Sarah takes a bite of bagel and is horrified by the tofu schmear, which is totally fair because tofu cream cheese is a cruel joke (except for the one at Bagel Rising in Allston, which is amazing, if you’re in Boston you should close your laptop right now and go get a bagel there). Ali has to retrace her steps through the geese’s territory in order to relieve Sarah of her bagel, and the geese are NOT INTO IT. The geese start rushing her, Sarah and Len are yelling at her to drop the bagel and run, and O’Neill runs towards her with a long net shouting “Ma’am, what you’re looking at is a posturing goose! It will rip your arm off or worse!” Everyone inside has run to their windows to watch this. This is amazing; it’s probably my favorite thing that’s happened in this whole episode. Less whiny man-feelings, more angry goose hijinks, please.
Josh is putting Sarah and Len’s kid to bed, and turns on her light-up toy while tenderly stroking her forehead. Sure hope he isn’t developing ambivalent feelings about the idea of having kids! That would be a wacky wrench in his girlfriend’s plans to terminate her pregnancy!
Back at Davina’s apartment, the denizens of the complex watch a body bag be carried down the stairs; Davina says it contains Maury, who was a “sweet old queen.” I think another Jim Croce song is playing. Maura and Davina go inside Maury’s apartment, which Davina assures us is a totally normal and not weird thing to do. She also helpfully mentions the pricing range of the apartment, and Maura says she thinks it’s affordable. It seems like maybe she’s thinking of moving in!
We’re doing another montage set to Jim Croce music: Sarah and Len get seated at a restaurant for what’s presumably date night; Ali takes a giant bong rip and goes to sit between Derek and his roommate on the couch. Elsewhere, Josh is helpfully throwing out there that hey, have you thought about what would happen if you didn’t get an abortion? (Yes, Josh, she has. That’s why you get abortions, is because you’re extremely aware of what would happen if you didn’t.) Every time I see Josh’s face on screen I imagine him saying “Hi, I’m an insufferable fucknut here to make your life worse” in a Troy McClure voice. Girlfriend has many excellent reasons for why going ahead with this termination is the right choice, and Josh keeps responding with “Okay, that’s true, but also, what if we didn’t?” Then he drags her onto the couch to do a really shitty job proposing with the same ring from the failed proposal of his divorced parents and that may or may not have belonged to a Holocaust victim.

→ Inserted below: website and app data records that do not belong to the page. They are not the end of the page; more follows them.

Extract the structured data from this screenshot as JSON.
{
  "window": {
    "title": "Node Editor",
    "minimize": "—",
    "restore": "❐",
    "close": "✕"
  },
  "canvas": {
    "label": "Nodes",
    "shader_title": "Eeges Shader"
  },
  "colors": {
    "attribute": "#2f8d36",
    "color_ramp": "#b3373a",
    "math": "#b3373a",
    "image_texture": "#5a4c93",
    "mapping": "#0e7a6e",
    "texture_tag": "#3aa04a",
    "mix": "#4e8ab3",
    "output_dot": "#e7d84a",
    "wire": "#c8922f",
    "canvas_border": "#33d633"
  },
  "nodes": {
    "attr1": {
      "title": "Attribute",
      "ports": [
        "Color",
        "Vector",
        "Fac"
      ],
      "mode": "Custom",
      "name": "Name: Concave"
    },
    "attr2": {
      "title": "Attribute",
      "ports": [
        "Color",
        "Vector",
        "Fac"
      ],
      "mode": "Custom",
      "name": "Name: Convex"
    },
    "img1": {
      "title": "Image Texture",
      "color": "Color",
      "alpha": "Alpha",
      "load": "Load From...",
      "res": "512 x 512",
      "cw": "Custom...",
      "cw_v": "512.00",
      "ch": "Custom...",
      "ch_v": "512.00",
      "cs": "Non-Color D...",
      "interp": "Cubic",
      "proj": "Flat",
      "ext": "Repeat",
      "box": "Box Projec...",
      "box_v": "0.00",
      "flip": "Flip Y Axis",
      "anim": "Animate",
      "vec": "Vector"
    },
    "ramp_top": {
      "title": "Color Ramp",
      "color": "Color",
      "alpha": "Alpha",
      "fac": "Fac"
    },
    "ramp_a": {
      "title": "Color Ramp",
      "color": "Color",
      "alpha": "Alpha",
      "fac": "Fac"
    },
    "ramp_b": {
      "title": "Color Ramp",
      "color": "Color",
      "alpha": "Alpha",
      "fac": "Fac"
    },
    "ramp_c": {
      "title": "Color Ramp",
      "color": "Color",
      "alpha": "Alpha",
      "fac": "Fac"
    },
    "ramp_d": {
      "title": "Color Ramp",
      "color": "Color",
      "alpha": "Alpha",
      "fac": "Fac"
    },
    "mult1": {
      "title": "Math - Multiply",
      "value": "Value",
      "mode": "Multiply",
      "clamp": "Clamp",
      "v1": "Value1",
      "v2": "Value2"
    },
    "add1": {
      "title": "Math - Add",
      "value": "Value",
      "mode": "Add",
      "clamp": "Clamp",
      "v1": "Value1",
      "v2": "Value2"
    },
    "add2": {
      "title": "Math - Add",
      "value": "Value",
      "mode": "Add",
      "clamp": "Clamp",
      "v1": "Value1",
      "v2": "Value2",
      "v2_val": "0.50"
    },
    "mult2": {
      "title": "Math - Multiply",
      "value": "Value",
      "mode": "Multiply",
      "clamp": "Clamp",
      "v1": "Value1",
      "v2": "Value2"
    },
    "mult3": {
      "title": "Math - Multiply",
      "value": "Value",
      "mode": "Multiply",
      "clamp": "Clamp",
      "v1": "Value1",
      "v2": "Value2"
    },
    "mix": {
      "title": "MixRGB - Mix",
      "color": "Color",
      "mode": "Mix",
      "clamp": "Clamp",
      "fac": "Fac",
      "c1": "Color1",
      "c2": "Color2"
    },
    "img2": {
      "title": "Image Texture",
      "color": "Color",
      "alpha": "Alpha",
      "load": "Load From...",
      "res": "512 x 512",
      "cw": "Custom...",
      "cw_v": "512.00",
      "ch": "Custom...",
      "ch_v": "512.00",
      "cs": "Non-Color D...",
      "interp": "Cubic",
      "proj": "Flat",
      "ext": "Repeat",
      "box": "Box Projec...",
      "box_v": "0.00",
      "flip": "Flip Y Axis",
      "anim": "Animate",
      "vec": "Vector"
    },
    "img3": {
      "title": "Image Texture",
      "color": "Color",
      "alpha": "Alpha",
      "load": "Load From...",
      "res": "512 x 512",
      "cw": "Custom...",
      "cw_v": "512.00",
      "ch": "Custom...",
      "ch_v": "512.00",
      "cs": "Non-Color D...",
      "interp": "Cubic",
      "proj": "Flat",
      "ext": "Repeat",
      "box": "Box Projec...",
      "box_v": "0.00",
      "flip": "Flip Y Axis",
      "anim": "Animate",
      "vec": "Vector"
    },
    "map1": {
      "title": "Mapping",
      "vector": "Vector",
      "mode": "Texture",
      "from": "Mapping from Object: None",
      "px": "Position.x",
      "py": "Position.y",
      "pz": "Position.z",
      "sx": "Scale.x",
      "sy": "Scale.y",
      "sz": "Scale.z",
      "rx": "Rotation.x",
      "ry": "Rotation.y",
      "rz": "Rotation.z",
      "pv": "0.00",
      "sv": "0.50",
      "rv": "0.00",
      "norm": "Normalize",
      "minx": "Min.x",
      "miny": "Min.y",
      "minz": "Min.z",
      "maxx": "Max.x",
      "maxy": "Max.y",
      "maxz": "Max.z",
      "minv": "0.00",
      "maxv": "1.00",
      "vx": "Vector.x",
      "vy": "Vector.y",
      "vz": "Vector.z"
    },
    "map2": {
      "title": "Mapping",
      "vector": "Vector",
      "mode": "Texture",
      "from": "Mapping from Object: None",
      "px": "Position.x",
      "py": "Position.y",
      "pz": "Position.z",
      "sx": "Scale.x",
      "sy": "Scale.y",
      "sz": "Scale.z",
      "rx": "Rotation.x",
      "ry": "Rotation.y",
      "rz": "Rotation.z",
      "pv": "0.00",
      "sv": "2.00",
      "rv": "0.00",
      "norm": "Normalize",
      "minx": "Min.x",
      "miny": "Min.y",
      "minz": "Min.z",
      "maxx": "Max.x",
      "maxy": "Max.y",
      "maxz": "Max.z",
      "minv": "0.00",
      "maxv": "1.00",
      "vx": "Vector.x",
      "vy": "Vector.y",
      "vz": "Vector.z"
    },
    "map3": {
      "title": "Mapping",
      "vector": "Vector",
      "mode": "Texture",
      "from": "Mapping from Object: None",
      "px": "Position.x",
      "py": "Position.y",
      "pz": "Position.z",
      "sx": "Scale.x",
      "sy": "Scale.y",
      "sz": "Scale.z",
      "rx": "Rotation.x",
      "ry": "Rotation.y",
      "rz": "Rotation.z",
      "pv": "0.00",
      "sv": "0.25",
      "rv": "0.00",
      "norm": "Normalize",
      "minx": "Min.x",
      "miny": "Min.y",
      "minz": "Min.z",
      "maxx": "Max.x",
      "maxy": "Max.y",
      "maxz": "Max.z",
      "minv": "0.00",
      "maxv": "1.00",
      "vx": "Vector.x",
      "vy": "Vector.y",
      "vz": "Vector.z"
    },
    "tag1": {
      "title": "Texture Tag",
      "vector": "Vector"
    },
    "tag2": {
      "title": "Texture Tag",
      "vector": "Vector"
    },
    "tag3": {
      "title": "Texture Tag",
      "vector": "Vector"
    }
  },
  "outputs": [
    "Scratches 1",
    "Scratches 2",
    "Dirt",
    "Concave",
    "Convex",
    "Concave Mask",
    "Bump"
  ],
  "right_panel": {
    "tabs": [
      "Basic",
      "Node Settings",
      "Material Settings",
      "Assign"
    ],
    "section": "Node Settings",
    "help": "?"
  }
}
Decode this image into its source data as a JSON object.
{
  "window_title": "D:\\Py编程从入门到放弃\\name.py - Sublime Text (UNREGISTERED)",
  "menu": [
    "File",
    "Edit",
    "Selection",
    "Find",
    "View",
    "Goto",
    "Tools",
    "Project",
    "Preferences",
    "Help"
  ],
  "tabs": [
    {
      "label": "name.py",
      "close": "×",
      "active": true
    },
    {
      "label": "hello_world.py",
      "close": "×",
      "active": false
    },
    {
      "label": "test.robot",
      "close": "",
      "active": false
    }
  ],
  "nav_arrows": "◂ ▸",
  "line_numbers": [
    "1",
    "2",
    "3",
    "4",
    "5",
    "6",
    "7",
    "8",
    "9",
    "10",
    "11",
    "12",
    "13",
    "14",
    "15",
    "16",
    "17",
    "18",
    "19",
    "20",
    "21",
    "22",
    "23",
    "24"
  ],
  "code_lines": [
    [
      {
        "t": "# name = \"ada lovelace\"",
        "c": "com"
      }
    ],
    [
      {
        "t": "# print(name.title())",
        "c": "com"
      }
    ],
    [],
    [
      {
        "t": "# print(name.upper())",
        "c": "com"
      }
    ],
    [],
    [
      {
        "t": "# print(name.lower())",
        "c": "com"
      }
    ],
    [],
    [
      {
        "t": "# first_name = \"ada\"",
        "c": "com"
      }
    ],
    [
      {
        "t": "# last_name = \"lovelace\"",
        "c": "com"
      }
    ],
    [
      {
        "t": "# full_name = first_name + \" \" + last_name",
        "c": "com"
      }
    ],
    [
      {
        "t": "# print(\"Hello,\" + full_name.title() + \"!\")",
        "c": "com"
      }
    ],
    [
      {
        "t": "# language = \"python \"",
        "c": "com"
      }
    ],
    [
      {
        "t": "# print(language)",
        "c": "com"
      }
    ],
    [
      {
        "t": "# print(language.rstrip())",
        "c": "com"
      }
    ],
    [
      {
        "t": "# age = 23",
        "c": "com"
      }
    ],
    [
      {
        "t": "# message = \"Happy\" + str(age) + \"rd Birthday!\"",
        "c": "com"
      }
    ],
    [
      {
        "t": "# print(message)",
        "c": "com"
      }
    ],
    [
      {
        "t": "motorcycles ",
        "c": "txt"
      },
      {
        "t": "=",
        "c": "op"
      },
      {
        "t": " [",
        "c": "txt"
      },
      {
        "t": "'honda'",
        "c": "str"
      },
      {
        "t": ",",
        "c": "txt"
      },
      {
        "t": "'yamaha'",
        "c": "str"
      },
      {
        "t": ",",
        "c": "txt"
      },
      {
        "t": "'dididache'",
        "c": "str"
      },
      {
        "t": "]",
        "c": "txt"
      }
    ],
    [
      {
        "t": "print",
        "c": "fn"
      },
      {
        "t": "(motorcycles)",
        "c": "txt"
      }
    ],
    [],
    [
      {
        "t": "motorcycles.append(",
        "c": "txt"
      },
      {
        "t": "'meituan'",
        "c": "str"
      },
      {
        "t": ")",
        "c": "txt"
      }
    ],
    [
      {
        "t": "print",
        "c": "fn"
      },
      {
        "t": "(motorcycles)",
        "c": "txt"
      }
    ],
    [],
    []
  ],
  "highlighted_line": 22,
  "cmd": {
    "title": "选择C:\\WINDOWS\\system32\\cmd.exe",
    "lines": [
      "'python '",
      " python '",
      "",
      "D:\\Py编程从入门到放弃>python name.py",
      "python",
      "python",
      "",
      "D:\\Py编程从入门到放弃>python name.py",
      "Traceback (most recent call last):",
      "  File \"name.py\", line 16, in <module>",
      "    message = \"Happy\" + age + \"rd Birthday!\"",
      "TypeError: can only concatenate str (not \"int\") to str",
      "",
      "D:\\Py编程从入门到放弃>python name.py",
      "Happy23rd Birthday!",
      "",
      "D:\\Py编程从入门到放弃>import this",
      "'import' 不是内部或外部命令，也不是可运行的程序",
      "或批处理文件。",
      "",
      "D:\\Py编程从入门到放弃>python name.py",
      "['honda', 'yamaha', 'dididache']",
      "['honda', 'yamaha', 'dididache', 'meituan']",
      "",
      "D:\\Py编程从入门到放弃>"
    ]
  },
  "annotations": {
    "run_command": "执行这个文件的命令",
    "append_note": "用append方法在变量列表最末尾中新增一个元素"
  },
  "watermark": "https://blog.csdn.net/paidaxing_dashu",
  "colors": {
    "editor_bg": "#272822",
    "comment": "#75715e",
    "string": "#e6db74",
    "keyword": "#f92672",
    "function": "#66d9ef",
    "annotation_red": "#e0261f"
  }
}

He tries to put the ring on her finger and she sort of jerks it away. Yes, very good, you definitely have this human relationship thing figured all the way out, Josh, nice work.
Back in 1989, Maura comes home from her office hours and dumps the secret outfit she had picked out into the trash. Back in 2014, Maura pulls into the driveway of the house, and thinks about her 1989 self and what it was like when her family was all living under this roof together. It’s nostalgic, but maybe not all that sad.
Join us next time for more feelings but probably fewer geese!